Items from an interface collection:
########################################

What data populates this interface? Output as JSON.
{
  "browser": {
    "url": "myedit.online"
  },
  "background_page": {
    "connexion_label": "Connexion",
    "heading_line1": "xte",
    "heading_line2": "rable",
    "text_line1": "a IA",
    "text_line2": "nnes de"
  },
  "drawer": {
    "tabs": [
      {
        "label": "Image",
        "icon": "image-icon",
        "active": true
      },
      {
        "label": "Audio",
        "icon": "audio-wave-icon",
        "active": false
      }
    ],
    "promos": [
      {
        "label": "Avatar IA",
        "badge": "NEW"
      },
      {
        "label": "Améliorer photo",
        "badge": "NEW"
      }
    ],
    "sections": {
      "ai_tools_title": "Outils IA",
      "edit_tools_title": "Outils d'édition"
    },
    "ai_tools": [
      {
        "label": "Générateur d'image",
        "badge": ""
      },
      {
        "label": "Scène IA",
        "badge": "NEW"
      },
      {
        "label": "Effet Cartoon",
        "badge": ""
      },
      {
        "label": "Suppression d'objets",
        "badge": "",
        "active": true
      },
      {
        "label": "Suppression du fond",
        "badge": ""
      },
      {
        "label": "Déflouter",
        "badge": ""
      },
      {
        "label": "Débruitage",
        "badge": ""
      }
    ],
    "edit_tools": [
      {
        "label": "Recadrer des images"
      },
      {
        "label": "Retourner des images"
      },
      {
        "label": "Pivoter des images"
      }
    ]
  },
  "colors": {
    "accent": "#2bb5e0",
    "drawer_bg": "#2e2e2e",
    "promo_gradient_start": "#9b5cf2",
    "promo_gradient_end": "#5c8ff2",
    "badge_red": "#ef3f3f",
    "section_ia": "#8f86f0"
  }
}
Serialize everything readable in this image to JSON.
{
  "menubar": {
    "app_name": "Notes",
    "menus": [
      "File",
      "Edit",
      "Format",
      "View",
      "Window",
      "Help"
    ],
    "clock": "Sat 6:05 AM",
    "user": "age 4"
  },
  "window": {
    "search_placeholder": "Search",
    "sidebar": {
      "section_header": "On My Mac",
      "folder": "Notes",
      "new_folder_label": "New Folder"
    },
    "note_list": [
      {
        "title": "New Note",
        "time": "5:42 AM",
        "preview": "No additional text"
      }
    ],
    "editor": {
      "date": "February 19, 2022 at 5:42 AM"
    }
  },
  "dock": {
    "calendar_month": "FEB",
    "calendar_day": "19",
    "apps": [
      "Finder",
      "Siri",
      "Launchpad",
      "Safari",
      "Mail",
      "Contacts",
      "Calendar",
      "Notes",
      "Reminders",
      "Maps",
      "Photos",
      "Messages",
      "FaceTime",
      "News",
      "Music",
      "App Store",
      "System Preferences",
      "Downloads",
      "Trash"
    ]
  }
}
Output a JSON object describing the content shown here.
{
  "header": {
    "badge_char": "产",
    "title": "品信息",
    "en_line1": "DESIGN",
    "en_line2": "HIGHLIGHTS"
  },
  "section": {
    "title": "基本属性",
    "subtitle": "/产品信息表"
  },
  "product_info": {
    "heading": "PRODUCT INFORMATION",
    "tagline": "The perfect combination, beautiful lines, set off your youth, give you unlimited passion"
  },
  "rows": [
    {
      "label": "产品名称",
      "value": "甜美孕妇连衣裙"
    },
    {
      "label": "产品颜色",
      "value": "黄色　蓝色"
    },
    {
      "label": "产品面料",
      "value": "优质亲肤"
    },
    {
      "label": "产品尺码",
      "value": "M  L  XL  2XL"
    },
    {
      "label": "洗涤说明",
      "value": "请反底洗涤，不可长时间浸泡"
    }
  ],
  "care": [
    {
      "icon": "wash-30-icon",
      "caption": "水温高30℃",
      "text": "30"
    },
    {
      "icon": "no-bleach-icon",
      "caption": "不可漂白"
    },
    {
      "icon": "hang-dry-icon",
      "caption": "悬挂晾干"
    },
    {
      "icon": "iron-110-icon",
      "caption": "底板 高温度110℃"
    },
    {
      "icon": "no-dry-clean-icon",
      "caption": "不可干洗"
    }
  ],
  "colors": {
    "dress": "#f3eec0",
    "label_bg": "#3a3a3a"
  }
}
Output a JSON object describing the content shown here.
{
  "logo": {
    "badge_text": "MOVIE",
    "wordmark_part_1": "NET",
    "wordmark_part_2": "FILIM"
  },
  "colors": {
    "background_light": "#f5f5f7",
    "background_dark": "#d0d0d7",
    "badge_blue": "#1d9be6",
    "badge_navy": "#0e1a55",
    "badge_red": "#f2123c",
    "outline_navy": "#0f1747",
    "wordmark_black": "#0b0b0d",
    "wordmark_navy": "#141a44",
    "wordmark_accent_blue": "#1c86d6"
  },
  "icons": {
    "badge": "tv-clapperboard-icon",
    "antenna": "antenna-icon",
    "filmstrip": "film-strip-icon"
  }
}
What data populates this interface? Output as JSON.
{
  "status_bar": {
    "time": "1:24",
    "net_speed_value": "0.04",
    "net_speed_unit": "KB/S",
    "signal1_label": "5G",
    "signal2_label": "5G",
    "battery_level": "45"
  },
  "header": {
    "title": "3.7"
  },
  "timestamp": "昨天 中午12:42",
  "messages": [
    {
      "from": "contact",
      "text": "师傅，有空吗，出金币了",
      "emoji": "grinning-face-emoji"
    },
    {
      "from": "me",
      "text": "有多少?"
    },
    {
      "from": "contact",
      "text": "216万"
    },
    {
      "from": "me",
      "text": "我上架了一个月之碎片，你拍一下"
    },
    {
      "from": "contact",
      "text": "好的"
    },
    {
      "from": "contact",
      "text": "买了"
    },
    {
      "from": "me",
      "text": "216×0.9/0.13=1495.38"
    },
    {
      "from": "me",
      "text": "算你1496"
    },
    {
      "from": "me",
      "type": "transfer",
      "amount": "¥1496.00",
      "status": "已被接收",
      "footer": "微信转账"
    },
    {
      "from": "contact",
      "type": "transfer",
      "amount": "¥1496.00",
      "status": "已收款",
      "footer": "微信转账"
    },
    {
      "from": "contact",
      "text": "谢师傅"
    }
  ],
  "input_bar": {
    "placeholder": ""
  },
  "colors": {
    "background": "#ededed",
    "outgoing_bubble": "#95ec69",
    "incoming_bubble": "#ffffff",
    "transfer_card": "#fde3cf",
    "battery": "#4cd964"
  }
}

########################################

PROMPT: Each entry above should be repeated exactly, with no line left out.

RESPONSE TO THIS EXERCISE:
What data populates this interface? Output as JSON.
{
  "browser": {
    "url": "myedit.online"
  },
  "background_page": {
    "connexion_label": "Connexion",
    "heading_line1": "xte",
    "heading_line2": "rable",
    "text_line1": "a IA",
    "text_line2": "nnes de"
  },
  "drawer": {
    "tabs": [
      {
        "label": "Image",
        "icon": "image-icon",
        "active": true
      },
      {
        "label": "Audio",
        "icon": "audio-wave-icon",
        "active": false
      }
    ],
    "promos": [
      {
        "label": "Avatar IA",
        "badge": "NEW"
      },
      {
        "label": "Améliorer photo",
        "badge": "NEW"
      }
    ],
    "sections": {
      "ai_tools_title": "Outils IA",
      "edit_tools_title": "Outils d'édition"
    },
    "ai_tools": [
      {
        "label": "Générateur d'image",
        "badge": ""
      },
      {
        "label": "Scène IA",
        "badge": "NEW"
      },
      {
        "label": "Effet Cartoon",
        "badge": ""
      },
      {
        "label": "Suppression d'objets",
        "badge": "",
        "active": true
      },
      {
        "label": "Suppression du fond",
        "badge": ""
      },
      {
        "label": "Déflouter",
        "badge": ""
      },
      {
        "label": "Débruitage",
        "badge": ""
      }
    ],
    "edit_tools": [
      {
        "label": "Recadrer des images"
      },
      {
        "label": "Retourner des images"
      },
      {
        "label": "Pivoter des images"
      }
    ]
  },
  "colors": {
    "accent": "#2bb5e0",
    "drawer_bg": "#2e2e2e",
    "promo_gradient_start": "#9b5cf2",
    "promo_gradient_end": "#5c8ff2",
    "badge_red": "#ef3f3f",
    "section_ia": "#8f86f0"
  }
}
Serialize everything readable in this image to JSON.
{
  "menubar": {
    "app_name": "Notes",
    "menus": [
      "File",
      "Edit",
      "Format",
      "View",
      "Window",
      "Help"
    ],
    "clock": "Sat 6:05 AM",
    "user": "age 4"
  },
  "window": {
    "search_placeholder": "Search",
    "sidebar": {
      "section_header": "On My Mac",
      "folder": "Notes",
      "new_folder_label": "New Folder"
    },
    "note_list": [
      {
        "title": "New Note",
        "time": "5:42 AM",
        "preview": "No additional text"
      }
    ],
    "editor": {
      "date": "February 19, 2022 at 5:42 AM"
    }
  },
  "dock": {
    "calendar_month": "FEB",
    "calendar_day": "19",
    "apps": [
      "Finder",
      "Siri",
      "Launchpad",
      "Safari",
      "Mail",
      "Contacts",
      "Calendar",
      "Notes",
      "Reminders",
      "Maps",
      "Photos",
      "Messages",
      "FaceTime",
      "News",
      "Music",
      "App Store",
      "System Preferences",
      "Downloads",
      "Trash"
    ]
  }
}
Output a JSON object describing the content shown here.
{
  "header": {
    "badge_char": "产",
    "title": "品信息",
    "en_line1": "DESIGN",
    "en_line2": "HIGHLIGHTS"
  },
  "section": {
    "title": "基本属性",
    "subtitle": "/产品信息表"
  },
  "product_info": {
    "heading": "PRODUCT INFORMATION",
    "tagline": "The perfect combination, beautiful lines, set off your youth, give you unlimited passion"
  },
  "rows": [
    {
      "label": "产品名称",
      "value": "甜美孕妇连衣裙"
    },
    {
      "label": "产品颜色",
      "value": "黄色　蓝色"
    },
    {
      "label": "产品面料",
      "value": "优质亲肤"
    },
    {
      "label": "产品尺码",
      "value": "M  L  XL  2XL"
    },
    {
      "label": "洗涤说明",
      "value": "请反底洗涤，不可长时间浸泡"
    }
  ],
  "care": [
    {
      "icon": "wash-30-icon",
      "caption": "水温高30℃",
      "text": "30"
    },
    {
      "icon": "no-bleach-icon",
      "caption": "不可漂白"
    },
    {
      "icon": "hang-dry-icon",
      "caption": "悬挂晾干"
    },
    {
      "icon": "iron-110-icon",
      "caption": "底板 高温度110℃"
    },
    {
      "icon": "no-dry-clean-icon",
      "caption": "不可干洗"
    }
  ],
  "colors": {
    "dress": "#f3eec0",
    "label_bg": "#3a3a3a"
  }
}
Output a JSON object describing the content shown here.
{
  "logo": {
    "badge_text": "MOVIE",
    "wordmark_part_1": "NET",
    "wordmark_part_2": "FILIM"
  },
  "colors": {
    "background_light": "#f5f5f7",
    "background_dark": "#d0d0d7",
    "badge_blue": "#1d9be6",
    "badge_navy": "#0e1a55",
    "badge_red": "#f2123c",
    "outline_navy": "#0f1747",
    "wordmark_black": "#0b0b0d",
    "wordmark_navy": "#141a44",
    "wordmark_accent_blue": "#1c86d6"
  },
  "icons": {
    "badge": "tv-clapperboard-icon",
    "antenna": "antenna-icon",
    "filmstrip": "film-strip-icon"
  }
}
What data populates this interface? Output as JSON.
{
  "status_bar": {
    "time": "1:24",
    "net_speed_value": "0.04",
    "net_speed_unit": "KB/S",
    "signal1_label": "5G",
    "signal2_label": "5G",
    "battery_level": "45"
  },
  "header": {
    "title": "3.7"
  },
  "timestamp": "昨天 中午12:42",
  "messages": [
    {
      "from": "contact",
      "text": "师傅，有空吗，出金币了",
      "emoji": "grinning-face-emoji"
    },
    {
      "from": "me",
      "text": "有多少?"
    },
    {
      "from": "contact",
      "text": "216万"
    },
    {
      "from": "me",
      "text": "我上架了一个月之碎片，你拍一下"
    },
    {
      "from": "contact",
      "text": "好的"
    },
    {
      "from": "contact",
      "text": "买了"
    },
    {
      "from": "me",
      "text": "216×0.9/0.13=1495.38"
    },
    {
      "from": "me",
      "text": "算你1496"
    },
    {
      "from": "me",
      "type": "transfer",
      "amount": "¥1496.00",
      "status": "已被接收",
      "footer": "微信转账"
    },
    {
      "from": "contact",
      "type": "transfer",
      "amount": "¥1496.00",
      "status": "已收款",
      "footer": "微信转账"
    },
    {
      "from": "contact",
      "text": "谢师傅"
    }
  ],
  "input_bar": {
    "placeholder": ""
  },
  "colors": {
    "background": "#ededed",
    "outgoing_bubble": "#95ec69",
    "incoming_bubble": "#ffffff",
    "transfer_card": "#fde3cf",
    "battery": "#4cd964"
  }
}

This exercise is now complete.